Wednesday, December 28, 2011
By Brooke Bunce
In Lusaka, Zambia
When I asked Beauty, one of the widows at the Chikumbuso Women’s and Orphans Project in Lusaka, Zambia, how the women in Africa carry things on their heads so effortlessly, she laughed a hearty chuckle and simply said, “It’s tradition!” Seeing the baffled look on my face, she explained further. “I’ve always done it, even when I was a little girl. It’s much easier that way. And if it falls off, I just pick it up and keep going.” Beauty’s anecdote epitomizes the natural strength the women of Zambia convey each day. From carrying babies on their backs wrapped in chitenges, to cooking steaming hot nshima for several friends and family members, to the infamous loads of goods they rest upon their crowns, these women are the true warriors of Zambia.
During my internship, I have witnessed hard work and perseverance of African women. The widows and single mothers resort to Chikumbuso because Zambian life is difficult for them on their own. Society and lifestyle do not easily support women, even with development and independence. Many women that I have spoken with do not go past grade 8 in the Zambian school system. They become employed in hair plaiting (braiding), maid service or not at all. One of the girls that I spoke with at Chikumbuso named Elida enjoys repairing bicycles, though she confided in me that it is difficult for her to be taken seriously when she does because of her gender.

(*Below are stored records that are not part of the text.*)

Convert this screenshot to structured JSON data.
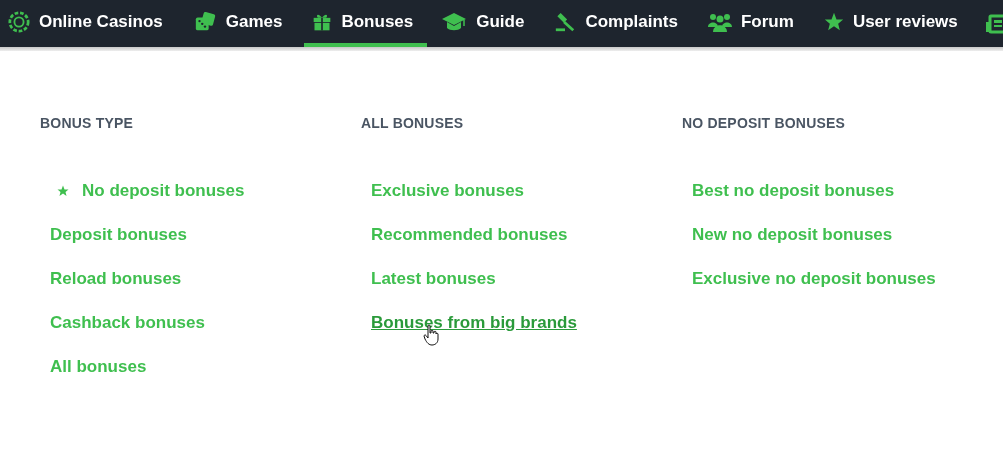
{
  "nav": {
    "items": [
      {
        "label": "Online Casinos",
        "selected": false
      },
      {
        "label": "Games",
        "selected": false
      },
      {
        "label": "Bonuses",
        "selected": true
      },
      {
        "label": "Guide",
        "selected": false
      },
      {
        "label": "Complaints",
        "selected": false
      },
      {
        "label": "Forum",
        "selected": false
      },
      {
        "label": "User reviews",
        "selected": false
      }
    ]
  },
  "menu": {
    "columns": [
      {
        "heading": "BONUS TYPE",
        "links": [
          {
            "label": "No deposit bonuses",
            "starred": true,
            "hovered": false
          },
          {
            "label": "Deposit bonuses",
            "starred": false,
            "hovered": false
          },
          {
            "label": "Reload bonuses",
            "starred": false,
            "hovered": false
          },
          {
            "label": "Cashback bonuses",
            "starred": false,
            "hovered": false
          },
          {
            "label": "All bonuses",
            "starred": false,
            "hovered": false
          }
        ]
      },
      {
        "heading": "ALL BONUSES",
        "links": [
          {
            "label": "Exclusive bonuses",
            "starred": false,
            "hovered": false
          },
          {
            "label": "Recommended bonuses",
            "starred": false,
            "hovered": false
          },
          {
            "label": "Latest bonuses",
            "starred": false,
            "hovered": false
          },
          {
            "label": "Bonuses from big brands",
            "starred": false,
            "hovered": true
          }
        ]
      },
      {
        "heading": "NO DEPOSIT BONUSES",
        "links": [
          {
            "label": "Best no deposit bonuses",
            "starred": false,
            "hovered": false
          },
          {
            "label": "New no deposit bonuses",
            "starred": false,
            "hovered": false
          },
          {
            "label": "Exclusive no deposit bonuses",
            "starred": false,
            "hovered": false
          }
        ]
      }
    ]
  }
}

Our encounter with Chief Nkana also shed light on some of the conditions women face in Zambia. He spoke of the tradition of having several wives, and though he felt that 10 or 12 were too many, two or three were still acceptable. The Chief also brought up the situation of young girls drinking and having sex, cautioning against such activities, as though females were solely responsible for unprotected sex. His views were far different from ours, as we could see when he pointed out that our shorts were also too short; and then questioned how our fathers ever let us out of the house!

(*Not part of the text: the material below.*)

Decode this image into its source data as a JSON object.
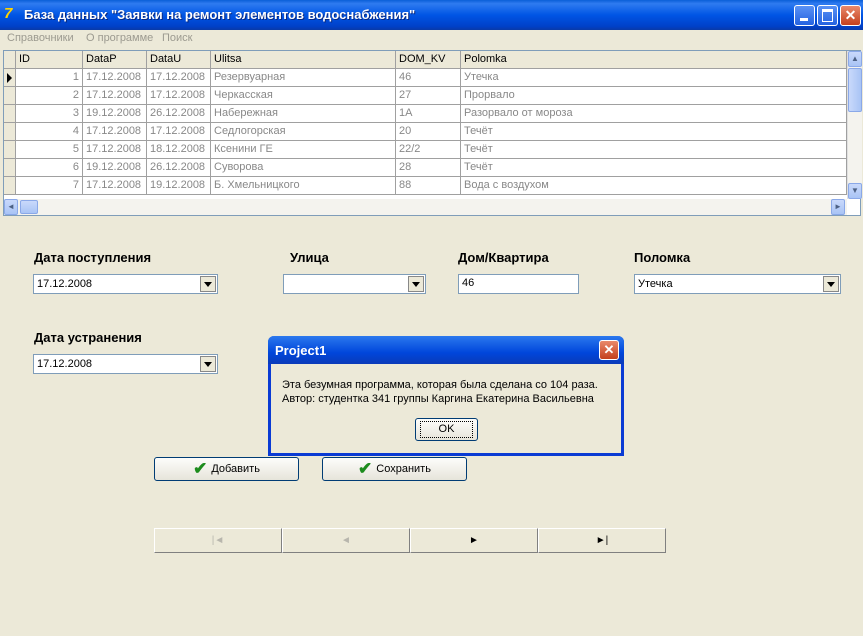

When we visited the village of Mazabuka and were given tours by women of the village, they also spoke of the hardships that are faced by Zambian women. Men often take several wives, though they can “drop” them at any time. When I asked if the dropped wives could remarry, our village tour guides laughed as if I were a lunatic. When they noticed that I didn't understand, they exchanged a subtle glance. One of the women, Patricia, said, “Well yes, they can but… they normally don’t.”
It is impossible for me to comprehend marrying someone with several husbands, let alone being “dropped” at any point and then being barred from remarrying. It still seems as though the U.S. has a long way to go when it comes to women’s rights, it may be that Zambia has an even longer way to go. Traditional thinking about gender roles that exists in rural villages is beginning to clash with more modern, urban ideals. It is believed that women are not allowed to smoke in public; however, at a popular urban bar in Lusaka, I noticed a woman enjoying a cigarette outside (though it was the first and only time I witnessed it).
A Warrior’s Heart
Women are the driving force of the Zambian family. While men enjoy rest time during the day, married women gather food, cook it, and then clean up afterwards and continually throughout the day. All the while, the husbands sit outside their homes and wait for this process to take place. Seeing these women work so arduously and selflessly fills me with admiration. Though they face tragedy each day, these women possess a resilience that is untouchable.
When women at Chikumbuso received news that a community member died in an auto accident, many of them mourned together and left the compound. The next day, however, they were back making bags, sewing fabric and earning a living for themselves. In the face of Africa’s most brutal hardships, Zambian women stare the fiercest lion right in the face and challenge it.
Brooke Bunce is one of 18 students from Ohio University, studying abroad in Zambia over winter intercession about media, society, and governance, through the Institute for International Journalism.
She is a sophomore magazine journalism major with a specialization in women and gender studies.